ASSIGNMENT:
Which lines in the records below include the word "legend"? Report each of them in full.

##### EXTRACTED INFORMATION #####

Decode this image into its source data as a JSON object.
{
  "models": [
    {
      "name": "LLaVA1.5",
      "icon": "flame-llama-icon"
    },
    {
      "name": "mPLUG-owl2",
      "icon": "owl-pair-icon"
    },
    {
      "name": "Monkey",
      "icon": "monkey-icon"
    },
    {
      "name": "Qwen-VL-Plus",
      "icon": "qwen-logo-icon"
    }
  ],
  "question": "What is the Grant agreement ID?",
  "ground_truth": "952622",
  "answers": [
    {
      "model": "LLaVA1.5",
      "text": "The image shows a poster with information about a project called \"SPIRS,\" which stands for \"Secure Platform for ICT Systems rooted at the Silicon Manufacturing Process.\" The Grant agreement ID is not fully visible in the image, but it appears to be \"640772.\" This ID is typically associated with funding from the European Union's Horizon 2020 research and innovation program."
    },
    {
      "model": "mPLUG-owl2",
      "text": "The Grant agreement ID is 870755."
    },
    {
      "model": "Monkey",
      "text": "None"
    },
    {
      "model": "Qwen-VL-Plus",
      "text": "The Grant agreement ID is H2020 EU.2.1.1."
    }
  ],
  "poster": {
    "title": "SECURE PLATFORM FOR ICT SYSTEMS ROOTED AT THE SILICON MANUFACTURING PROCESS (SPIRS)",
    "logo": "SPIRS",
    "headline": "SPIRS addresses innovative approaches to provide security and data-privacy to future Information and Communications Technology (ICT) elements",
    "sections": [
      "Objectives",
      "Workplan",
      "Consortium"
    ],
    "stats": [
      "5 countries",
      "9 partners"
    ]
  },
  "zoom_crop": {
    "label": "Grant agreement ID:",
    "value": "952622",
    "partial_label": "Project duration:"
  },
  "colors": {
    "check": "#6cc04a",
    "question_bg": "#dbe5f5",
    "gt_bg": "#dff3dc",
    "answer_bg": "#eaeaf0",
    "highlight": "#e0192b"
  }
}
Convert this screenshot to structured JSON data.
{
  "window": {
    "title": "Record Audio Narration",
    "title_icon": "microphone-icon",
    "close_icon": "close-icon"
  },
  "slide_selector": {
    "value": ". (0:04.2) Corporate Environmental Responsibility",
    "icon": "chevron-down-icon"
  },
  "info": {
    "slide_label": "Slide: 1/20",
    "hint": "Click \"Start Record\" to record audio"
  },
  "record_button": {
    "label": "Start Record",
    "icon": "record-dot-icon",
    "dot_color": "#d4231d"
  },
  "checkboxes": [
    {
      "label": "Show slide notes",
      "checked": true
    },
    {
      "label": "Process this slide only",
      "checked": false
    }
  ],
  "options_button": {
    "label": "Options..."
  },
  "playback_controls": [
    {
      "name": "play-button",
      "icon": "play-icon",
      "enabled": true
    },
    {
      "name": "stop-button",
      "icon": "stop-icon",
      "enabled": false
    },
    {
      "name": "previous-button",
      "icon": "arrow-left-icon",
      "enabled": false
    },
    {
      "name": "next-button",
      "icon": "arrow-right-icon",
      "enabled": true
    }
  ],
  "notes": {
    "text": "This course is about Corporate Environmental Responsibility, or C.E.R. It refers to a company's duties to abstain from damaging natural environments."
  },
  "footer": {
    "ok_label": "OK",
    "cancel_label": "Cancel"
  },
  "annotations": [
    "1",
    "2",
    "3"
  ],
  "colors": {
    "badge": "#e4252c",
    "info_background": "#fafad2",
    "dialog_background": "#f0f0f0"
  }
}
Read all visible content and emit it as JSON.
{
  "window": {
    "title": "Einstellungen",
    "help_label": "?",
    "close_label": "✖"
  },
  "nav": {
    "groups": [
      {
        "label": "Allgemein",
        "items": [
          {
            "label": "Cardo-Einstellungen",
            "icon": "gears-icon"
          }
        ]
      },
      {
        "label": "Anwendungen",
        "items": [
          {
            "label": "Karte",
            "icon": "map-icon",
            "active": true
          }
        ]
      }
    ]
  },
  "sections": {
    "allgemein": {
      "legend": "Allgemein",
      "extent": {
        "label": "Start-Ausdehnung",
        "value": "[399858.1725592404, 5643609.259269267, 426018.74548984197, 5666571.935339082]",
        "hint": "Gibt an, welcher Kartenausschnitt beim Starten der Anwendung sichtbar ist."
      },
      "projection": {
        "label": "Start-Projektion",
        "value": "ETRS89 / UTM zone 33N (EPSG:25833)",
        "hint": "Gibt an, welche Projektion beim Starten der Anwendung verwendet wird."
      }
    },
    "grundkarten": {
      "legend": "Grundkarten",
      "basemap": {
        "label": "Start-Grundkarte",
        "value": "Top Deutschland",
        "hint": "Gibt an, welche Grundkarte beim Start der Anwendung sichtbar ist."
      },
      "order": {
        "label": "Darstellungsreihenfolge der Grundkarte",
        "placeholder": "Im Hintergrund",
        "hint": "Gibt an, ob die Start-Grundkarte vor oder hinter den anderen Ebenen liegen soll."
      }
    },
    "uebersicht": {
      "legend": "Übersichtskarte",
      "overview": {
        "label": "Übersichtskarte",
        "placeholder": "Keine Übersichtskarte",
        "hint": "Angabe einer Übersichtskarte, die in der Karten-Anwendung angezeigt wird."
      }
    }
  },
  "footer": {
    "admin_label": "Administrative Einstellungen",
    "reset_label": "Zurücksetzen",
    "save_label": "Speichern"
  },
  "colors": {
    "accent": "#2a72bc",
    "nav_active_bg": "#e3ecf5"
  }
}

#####

YOUR SOLUTION:
      "legend": "Allgemein",
      "legend": "Grundkarten",
      "legend": "Übersichtskarte",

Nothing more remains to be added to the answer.